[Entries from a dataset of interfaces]
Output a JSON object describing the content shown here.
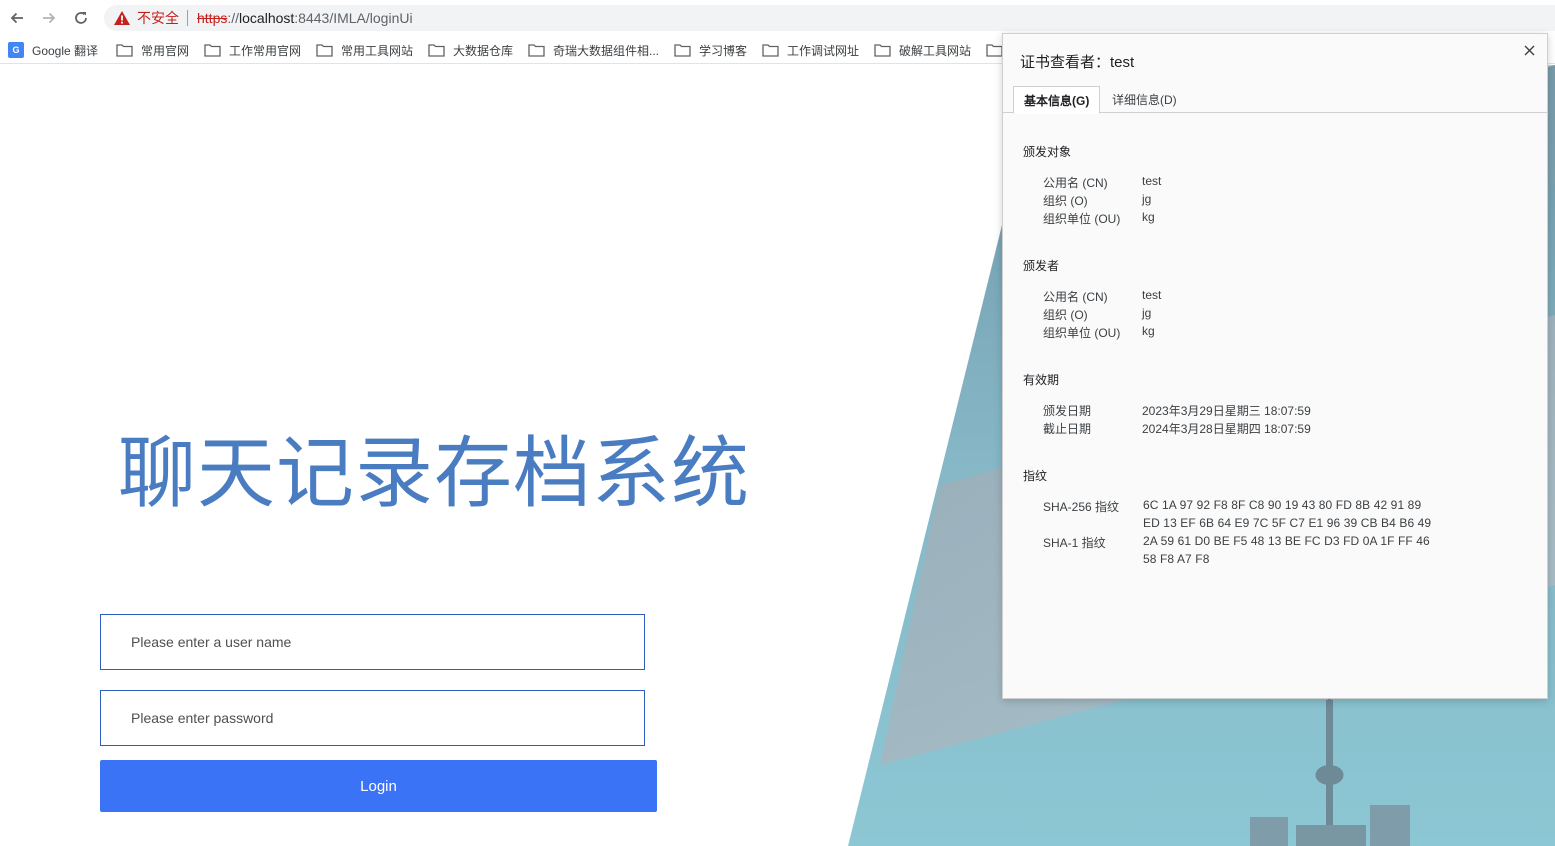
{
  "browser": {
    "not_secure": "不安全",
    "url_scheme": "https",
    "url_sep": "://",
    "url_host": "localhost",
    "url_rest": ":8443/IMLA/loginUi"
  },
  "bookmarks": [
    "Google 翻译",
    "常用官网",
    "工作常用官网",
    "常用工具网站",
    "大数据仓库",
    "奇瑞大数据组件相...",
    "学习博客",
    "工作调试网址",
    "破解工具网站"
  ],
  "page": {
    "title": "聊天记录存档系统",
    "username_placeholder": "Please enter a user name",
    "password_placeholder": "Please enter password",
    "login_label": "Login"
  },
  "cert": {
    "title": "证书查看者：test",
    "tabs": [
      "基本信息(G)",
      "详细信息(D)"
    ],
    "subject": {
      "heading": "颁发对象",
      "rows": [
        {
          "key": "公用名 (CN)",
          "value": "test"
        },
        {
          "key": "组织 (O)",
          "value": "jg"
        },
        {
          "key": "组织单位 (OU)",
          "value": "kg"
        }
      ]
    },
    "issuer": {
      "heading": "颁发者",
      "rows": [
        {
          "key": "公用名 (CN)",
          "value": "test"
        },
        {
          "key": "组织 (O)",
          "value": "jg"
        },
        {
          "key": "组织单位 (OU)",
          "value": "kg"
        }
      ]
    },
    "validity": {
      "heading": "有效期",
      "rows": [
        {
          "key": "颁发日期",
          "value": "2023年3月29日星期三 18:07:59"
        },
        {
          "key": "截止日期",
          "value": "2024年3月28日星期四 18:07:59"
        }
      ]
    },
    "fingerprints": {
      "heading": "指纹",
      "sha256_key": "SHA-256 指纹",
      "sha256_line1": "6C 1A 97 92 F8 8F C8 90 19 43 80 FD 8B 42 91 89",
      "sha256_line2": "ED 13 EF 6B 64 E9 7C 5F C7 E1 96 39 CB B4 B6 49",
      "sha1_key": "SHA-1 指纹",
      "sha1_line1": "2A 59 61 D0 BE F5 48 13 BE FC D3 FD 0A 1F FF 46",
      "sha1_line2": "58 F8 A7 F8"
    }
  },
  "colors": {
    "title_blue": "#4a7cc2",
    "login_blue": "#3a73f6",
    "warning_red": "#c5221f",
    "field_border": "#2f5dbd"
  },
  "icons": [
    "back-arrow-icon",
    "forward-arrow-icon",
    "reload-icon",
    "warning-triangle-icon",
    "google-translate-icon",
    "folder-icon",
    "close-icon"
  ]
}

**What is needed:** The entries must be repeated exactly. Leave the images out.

**Completed task:**
Output a JSON object describing the content shown here.
{
  "browser": {
    "not_secure": "不安全",
    "url_scheme": "https",
    "url_sep": "://",
    "url_host": "localhost",
    "url_rest": ":8443/IMLA/loginUi"
  },
  "bookmarks": [
    "Google 翻译",
    "常用官网",
    "工作常用官网",
    "常用工具网站",
    "大数据仓库",
    "奇瑞大数据组件相...",
    "学习博客",
    "工作调试网址",
    "破解工具网站"
  ],
  "page": {
    "title": "聊天记录存档系统",
    "username_placeholder": "Please enter a user name",
    "password_placeholder": "Please enter password",
    "login_label": "Login"
  },
  "cert": {
    "title": "证书查看者：test",
    "tabs": [
      "基本信息(G)",
      "详细信息(D)"
    ],
    "subject": {
      "heading": "颁发对象",
      "rows": [
        {
          "key": "公用名 (CN)",
          "value": "test"
        },
        {
          "key": "组织 (O)",
          "value": "jg"
        },
        {
          "key": "组织单位 (OU)",
          "value": "kg"
        }
      ]
    },
    "issuer": {
      "heading": "颁发者",
      "rows": [
        {
          "key": "公用名 (CN)",
          "value": "test"
        },
        {
          "key": "组织 (O)",
          "value": "jg"
        },
        {
          "key": "组织单位 (OU)",
          "value": "kg"
        }
      ]
    },
    "validity": {
      "heading": "有效期",
      "rows": [
        {
          "key": "颁发日期",
          "value": "2023年3月29日星期三 18:07:59"
        },
        {
          "key": "截止日期",
          "value": "2024年3月28日星期四 18:07:59"
        }
      ]
    },
    "fingerprints": {
      "heading": "指纹",
      "sha256_key": "SHA-256 指纹",
      "sha256_line1": "6C 1A 97 92 F8 8F C8 90 19 43 80 FD 8B 42 91 89",
      "sha256_line2": "ED 13 EF 6B 64 E9 7C 5F C7 E1 96 39 CB B4 B6 49",
      "sha1_key": "SHA-1 指纹",
      "sha1_line1": "2A 59 61 D0 BE F5 48 13 BE FC D3 FD 0A 1F FF 46",
      "sha1_line2": "58 F8 A7 F8"
    }
  },
  "colors": {
    "title_blue": "#4a7cc2",
    "login_blue": "#3a73f6",
    "warning_red": "#c5221f",
    "field_border": "#2f5dbd"
  },
  "icons": [
    "back-arrow-icon",
    "forward-arrow-icon",
    "reload-icon",
    "warning-triangle-icon",
    "google-translate-icon",
    "folder-icon",
    "close-icon"
  ]
}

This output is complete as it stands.